Introducing the untold tale of the international conspiracy behind the murder of Gregorii Rasputin!
Set during the height of the first World War, the tale follows a reluctant British spy stationed in the heart of the Russian empire as he is handed the most difficult assignment of his career: orchestrate the death of the mad monk, the Tsarina's most trusted adviser and the surrogate ruler of the nation. The mission will take our hero from the slums of the working class into the opulent houses of the super rich... he'll have to negotiate dangerous ties with the secret police, navigate the halls of power, and come to terms with own revolutionary leanings, all while simply trying to survive!
"In this historical thriller, Gelatt and Crook vividly depict the 1916 events in Russia that led to the murder of Rasputin. Gelatt carefully weaves together several threads into a tense, taut tale, as peasants, members of the Russian aristocracy, and the British Secret Service plot to kill the Mad Monk. This version is inspired by a longstanding rumor that a British spy participated in the assassination--a rumor that has recently developed more historical credence through the discovery of forensic evidence. Crook is a rising comics star; his sepia artwork, full of shadows, sharp angles, and anguished expressions, does much of the storytelling; particularly noteworthy are the panels without dialogue that brilliantly portray the complex emotions of a people at war and on the verge of revolution." --Publishers Weekly

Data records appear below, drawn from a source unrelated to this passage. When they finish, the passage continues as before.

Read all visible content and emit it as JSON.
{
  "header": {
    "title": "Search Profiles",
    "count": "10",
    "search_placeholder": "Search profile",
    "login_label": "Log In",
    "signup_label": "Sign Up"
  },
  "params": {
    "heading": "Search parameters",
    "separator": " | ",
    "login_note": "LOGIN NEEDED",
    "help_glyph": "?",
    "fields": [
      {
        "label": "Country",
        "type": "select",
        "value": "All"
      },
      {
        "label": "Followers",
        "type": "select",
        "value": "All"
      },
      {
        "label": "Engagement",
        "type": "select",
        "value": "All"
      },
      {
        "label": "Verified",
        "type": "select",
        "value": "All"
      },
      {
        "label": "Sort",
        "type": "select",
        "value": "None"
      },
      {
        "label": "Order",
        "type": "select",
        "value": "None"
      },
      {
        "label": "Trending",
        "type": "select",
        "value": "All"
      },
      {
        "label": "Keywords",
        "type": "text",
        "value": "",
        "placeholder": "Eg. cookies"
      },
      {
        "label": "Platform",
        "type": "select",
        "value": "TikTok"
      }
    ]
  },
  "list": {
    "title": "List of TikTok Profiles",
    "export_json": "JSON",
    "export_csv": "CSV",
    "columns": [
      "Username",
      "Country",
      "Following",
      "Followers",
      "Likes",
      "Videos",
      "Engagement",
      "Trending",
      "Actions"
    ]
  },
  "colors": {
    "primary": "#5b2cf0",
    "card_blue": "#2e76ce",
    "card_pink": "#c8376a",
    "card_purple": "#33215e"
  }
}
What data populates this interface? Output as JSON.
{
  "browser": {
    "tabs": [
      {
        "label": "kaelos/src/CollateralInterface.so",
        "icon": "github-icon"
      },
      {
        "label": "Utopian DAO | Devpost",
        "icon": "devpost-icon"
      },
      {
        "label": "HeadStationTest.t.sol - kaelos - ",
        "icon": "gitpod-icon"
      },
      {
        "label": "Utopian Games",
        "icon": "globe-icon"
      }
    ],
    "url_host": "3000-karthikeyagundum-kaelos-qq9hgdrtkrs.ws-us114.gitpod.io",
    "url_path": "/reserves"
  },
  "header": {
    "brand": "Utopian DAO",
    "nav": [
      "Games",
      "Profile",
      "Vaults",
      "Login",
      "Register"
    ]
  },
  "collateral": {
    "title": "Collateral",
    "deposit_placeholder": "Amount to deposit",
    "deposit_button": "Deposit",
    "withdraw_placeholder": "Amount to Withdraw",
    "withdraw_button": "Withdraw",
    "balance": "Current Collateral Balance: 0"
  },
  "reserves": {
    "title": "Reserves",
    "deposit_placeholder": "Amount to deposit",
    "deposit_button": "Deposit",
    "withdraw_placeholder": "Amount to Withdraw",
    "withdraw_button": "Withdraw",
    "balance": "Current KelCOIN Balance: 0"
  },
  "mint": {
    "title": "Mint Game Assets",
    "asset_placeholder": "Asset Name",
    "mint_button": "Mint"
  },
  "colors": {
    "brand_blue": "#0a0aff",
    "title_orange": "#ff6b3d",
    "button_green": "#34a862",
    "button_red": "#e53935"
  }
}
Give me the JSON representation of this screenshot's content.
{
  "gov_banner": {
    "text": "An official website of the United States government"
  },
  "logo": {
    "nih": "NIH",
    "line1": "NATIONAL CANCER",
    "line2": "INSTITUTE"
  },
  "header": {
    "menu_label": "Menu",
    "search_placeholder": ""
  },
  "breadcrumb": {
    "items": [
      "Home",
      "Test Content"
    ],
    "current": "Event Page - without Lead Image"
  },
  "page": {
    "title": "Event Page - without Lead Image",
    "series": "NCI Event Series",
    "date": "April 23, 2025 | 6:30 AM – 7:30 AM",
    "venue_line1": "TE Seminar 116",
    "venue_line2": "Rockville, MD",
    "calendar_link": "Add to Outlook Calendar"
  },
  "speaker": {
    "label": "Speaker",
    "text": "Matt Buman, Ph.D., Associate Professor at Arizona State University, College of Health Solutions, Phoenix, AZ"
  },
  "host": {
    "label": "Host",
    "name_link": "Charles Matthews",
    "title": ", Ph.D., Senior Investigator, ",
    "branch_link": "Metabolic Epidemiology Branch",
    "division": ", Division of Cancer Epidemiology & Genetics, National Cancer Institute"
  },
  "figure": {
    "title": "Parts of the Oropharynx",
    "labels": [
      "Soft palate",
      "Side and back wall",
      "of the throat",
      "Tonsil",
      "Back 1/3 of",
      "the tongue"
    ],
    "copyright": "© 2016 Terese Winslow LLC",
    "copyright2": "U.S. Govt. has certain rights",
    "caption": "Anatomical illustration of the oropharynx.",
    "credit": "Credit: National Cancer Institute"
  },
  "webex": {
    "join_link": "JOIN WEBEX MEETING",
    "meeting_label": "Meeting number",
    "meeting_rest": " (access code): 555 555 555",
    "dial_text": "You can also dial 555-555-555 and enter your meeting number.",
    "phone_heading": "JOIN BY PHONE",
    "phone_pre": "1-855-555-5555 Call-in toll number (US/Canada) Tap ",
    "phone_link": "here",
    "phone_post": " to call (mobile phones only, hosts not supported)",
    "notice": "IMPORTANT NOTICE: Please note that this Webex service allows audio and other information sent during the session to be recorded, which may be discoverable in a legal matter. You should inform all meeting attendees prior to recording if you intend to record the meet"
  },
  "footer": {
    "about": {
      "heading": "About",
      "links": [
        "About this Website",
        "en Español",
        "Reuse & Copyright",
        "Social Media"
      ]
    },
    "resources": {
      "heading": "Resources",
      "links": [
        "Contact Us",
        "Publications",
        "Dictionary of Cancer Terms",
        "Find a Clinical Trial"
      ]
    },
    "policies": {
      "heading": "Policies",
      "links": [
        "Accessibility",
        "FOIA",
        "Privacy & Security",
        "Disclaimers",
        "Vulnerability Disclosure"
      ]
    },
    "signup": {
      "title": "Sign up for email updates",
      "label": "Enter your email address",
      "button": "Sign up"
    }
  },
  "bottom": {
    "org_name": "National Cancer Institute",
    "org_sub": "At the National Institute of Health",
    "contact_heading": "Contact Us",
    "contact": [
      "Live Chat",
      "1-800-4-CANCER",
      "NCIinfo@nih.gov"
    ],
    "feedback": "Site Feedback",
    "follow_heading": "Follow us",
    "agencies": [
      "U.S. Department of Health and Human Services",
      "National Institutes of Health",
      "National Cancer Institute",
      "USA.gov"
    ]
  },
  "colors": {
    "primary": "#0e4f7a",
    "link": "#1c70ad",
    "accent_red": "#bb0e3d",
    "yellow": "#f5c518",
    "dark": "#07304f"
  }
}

"An excellent example of taking real events to tell a gripping story. Especially in light of how much Rasputin floats in the public perception as this vague and mysterious, almost mythical, villain, I think Petrograd does a superb job of showing what people really thought of him and what he was really like. Oh, he's still plenty villainous, and that helps to make this a compelling story, but he's villainous in a decidedly more debauchedly human way than he's often depicted. Writers don't NEED to make embellishments to make Rasputin the bad guy, and that's part of what makes Petrograd successful." --Kleefeld on Comics